For many parents, choosing a preschool will prove to be one of the most important (and one of the most difficult) tasks. After all, it’s tough to know which preschool programs will benefit your child most. Ultimately though, preschool enrollment — regardless of the school — will ensure your child has a number of advantages. Since the birth-to-age-three period involves the fastest rate of brain development in the entire human lifespan, what really matters is that your child attends.
Of course, you’ll want to learn more about what preschool students will learn in a given classroom. While every facility’s curriculum will differ, as will every teacher’s unique style, there are certain aspects you can expect to be covered during the time your child spends in the preschool classroom. Here are just some of what you can expect preschoolers to learn during this pivotal time.
Colors and Shapes
Preschoolers will often start to recognize colors and shapes at home with their families, but these lessons will be further cemented during their early education. A teacher may emphasize the understanding of different colors and shapes during formal lessons, games, storytime, and more. You can build on your child’s knowledge during playtime, while reading a book, while traveling in the car, and more.
Letters and Sounds
You may not have had a goal of choosing a preschool for its rigorous approach to academics, but most preschools do cover some introductory principles related to reading and writing. Learning the alphabet and being able to recognize those sounds — and even what uppercase or lowercase letters look like — will likely be addressed in your child’s preschool. They’ll also probably learn to print their own names and start to form connections between letters, sounds, and familiar words.
Counting and Numbers
Along with learning the letters of the alphabet, preschool students will also learn how to count from one to 10. They’ll be able to identify a given number of objects in front of them or even recognize written numerals — which will act as an excellent introduction to math. Soon enough, counting will become second-nature for your preschooler. Of course, parents can continue to point out numbers or encourage counting during everyday activities at home.
Sharing, Listening, and Cooperating

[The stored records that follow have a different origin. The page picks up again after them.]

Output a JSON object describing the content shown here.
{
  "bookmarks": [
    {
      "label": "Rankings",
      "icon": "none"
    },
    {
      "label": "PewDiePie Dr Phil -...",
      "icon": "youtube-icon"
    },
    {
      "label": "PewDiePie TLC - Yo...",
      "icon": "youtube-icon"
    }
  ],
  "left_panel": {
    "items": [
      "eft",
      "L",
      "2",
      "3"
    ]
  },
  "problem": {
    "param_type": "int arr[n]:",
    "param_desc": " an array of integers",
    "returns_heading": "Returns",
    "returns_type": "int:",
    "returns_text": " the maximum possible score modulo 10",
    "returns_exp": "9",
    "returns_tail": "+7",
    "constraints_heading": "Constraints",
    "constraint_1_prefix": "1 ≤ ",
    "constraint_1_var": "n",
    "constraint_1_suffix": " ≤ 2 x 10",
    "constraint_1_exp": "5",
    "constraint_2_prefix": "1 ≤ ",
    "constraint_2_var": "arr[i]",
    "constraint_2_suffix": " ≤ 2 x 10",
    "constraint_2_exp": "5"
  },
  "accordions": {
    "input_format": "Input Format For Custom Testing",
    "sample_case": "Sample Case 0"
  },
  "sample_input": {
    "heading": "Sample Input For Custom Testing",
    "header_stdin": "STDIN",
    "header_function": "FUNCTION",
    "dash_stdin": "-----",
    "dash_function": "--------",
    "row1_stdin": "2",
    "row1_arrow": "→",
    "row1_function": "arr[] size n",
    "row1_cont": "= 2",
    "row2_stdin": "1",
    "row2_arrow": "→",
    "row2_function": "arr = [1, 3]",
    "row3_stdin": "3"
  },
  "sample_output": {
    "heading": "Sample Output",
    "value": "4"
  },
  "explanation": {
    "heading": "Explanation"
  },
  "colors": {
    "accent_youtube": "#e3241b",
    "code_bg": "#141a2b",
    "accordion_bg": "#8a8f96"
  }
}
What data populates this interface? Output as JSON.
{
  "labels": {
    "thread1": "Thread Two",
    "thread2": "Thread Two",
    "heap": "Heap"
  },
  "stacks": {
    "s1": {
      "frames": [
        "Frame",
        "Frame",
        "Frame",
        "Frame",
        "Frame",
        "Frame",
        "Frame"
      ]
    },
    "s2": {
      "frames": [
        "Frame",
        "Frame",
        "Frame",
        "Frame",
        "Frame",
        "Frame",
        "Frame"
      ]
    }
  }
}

Many children may have to adjust to sharing with their peers or working through conflicts that arise. But with the gentle guidance of preschool staff, children will figure out how to problem-solve, how to share with others, and how to engage in cooperative play. These social skills will prove essential as your child grows, as will their ability to listen and follow instructions. When choosing a preschool, make sure to observe staff members and students to see how these incidents are handled to ensure your child will be learning the right lessons once school begins.
By no means is this a definitive list of all your child will learn in preschool. But you can certainly use this post to establish your expectations for early education and evaluate facilities you consider for enrollment. To learn more, please contact us today.